From the records that follow, copy every line that contains the word "Essential".
(DATA PROVIDED begins)
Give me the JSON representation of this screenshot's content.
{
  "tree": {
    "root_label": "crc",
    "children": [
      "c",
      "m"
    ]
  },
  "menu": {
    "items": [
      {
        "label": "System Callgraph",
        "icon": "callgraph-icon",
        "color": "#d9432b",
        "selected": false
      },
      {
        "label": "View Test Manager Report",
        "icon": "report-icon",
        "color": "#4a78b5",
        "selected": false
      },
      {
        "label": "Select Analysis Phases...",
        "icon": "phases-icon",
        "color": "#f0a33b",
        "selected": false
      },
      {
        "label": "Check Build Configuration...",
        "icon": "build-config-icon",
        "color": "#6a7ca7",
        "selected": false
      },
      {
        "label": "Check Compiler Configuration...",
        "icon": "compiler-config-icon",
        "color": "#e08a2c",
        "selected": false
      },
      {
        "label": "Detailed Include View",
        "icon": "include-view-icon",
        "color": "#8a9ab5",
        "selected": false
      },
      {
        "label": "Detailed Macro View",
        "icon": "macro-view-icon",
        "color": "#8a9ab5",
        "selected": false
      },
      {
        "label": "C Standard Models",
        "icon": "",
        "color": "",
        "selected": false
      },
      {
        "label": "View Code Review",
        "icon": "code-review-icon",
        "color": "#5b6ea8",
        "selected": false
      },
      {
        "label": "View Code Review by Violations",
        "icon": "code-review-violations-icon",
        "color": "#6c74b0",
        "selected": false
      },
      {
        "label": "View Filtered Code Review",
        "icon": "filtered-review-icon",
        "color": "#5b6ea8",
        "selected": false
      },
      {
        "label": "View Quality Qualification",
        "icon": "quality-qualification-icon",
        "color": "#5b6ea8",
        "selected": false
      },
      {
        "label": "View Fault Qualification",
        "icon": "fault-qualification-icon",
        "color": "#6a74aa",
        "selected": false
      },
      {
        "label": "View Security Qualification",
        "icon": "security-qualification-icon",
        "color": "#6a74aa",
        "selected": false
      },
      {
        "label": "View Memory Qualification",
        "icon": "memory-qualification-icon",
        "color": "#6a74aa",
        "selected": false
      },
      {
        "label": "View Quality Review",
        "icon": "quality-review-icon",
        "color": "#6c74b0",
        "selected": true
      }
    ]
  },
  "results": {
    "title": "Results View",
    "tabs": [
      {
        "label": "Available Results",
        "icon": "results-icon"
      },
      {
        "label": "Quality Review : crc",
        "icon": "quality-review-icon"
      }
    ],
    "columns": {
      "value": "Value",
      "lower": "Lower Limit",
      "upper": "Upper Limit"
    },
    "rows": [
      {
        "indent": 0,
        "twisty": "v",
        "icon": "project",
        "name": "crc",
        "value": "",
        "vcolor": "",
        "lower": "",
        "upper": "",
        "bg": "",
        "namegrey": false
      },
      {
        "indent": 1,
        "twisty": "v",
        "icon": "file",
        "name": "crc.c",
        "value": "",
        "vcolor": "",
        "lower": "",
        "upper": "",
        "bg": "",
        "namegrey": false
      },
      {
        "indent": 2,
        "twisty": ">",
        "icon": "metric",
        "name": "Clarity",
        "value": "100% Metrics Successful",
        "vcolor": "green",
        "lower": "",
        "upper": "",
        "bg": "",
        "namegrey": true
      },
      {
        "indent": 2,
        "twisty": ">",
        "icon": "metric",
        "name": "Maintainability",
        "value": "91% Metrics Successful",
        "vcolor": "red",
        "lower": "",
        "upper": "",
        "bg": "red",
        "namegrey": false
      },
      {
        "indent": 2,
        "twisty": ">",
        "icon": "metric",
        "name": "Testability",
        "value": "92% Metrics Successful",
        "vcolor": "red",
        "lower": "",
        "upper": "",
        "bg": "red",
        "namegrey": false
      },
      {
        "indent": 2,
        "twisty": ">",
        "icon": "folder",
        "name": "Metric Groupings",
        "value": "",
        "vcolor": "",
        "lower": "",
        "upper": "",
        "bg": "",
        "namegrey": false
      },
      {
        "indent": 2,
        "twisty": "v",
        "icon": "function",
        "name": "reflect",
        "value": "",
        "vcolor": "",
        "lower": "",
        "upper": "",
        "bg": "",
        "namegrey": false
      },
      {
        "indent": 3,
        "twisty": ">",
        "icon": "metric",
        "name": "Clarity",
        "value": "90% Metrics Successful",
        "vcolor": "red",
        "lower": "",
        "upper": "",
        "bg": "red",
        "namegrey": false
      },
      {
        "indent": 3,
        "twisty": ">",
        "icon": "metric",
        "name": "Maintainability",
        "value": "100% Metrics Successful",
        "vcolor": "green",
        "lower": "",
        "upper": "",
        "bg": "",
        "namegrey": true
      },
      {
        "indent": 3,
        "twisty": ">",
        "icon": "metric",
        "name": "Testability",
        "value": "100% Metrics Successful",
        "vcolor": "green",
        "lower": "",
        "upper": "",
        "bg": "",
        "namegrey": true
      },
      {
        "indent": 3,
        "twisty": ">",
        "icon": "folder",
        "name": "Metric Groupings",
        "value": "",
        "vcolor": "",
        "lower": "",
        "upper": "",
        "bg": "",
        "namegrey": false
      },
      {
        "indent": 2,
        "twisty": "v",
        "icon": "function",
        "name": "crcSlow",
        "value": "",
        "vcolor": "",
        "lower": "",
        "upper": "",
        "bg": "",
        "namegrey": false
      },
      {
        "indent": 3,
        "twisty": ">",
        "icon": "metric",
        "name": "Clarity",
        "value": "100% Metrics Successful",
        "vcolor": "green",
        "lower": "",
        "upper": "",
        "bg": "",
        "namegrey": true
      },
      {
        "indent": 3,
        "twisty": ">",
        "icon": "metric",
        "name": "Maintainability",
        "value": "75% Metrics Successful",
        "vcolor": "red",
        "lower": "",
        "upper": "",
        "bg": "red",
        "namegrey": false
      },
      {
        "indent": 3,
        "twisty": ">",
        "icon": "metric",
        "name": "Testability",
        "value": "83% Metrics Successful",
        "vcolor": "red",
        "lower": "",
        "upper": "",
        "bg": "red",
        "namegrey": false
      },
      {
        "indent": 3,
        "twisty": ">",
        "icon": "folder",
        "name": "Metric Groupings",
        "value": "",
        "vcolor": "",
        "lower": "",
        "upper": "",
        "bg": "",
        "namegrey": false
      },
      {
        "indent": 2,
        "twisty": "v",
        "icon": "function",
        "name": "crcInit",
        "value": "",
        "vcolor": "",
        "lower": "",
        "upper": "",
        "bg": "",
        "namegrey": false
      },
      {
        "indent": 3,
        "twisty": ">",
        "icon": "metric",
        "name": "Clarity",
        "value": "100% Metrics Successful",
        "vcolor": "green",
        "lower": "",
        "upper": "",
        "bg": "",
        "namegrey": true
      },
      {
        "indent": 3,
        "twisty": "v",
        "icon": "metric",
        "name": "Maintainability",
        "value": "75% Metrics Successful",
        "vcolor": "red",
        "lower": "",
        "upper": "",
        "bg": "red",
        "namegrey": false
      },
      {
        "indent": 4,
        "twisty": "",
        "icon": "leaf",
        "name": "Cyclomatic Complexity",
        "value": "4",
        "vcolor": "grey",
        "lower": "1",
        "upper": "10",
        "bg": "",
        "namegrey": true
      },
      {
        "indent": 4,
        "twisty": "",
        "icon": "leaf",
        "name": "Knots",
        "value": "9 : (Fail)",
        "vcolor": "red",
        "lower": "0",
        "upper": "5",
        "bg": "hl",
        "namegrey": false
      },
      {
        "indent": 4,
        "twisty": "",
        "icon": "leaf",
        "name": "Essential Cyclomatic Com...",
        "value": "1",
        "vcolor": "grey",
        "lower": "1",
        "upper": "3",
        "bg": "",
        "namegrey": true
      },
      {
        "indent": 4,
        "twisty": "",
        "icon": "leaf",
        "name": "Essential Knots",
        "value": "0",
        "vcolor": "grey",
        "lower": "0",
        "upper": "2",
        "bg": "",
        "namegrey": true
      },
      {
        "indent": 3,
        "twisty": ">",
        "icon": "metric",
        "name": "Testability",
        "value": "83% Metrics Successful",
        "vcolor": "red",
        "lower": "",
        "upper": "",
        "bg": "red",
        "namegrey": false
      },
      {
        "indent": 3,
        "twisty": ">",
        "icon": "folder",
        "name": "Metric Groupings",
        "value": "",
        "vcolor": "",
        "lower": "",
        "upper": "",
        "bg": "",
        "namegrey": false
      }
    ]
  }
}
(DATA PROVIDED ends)
• COMPLETED TASK:
        "name": "Essential Cyclomatic Com...",
        "name": "Essential Knots",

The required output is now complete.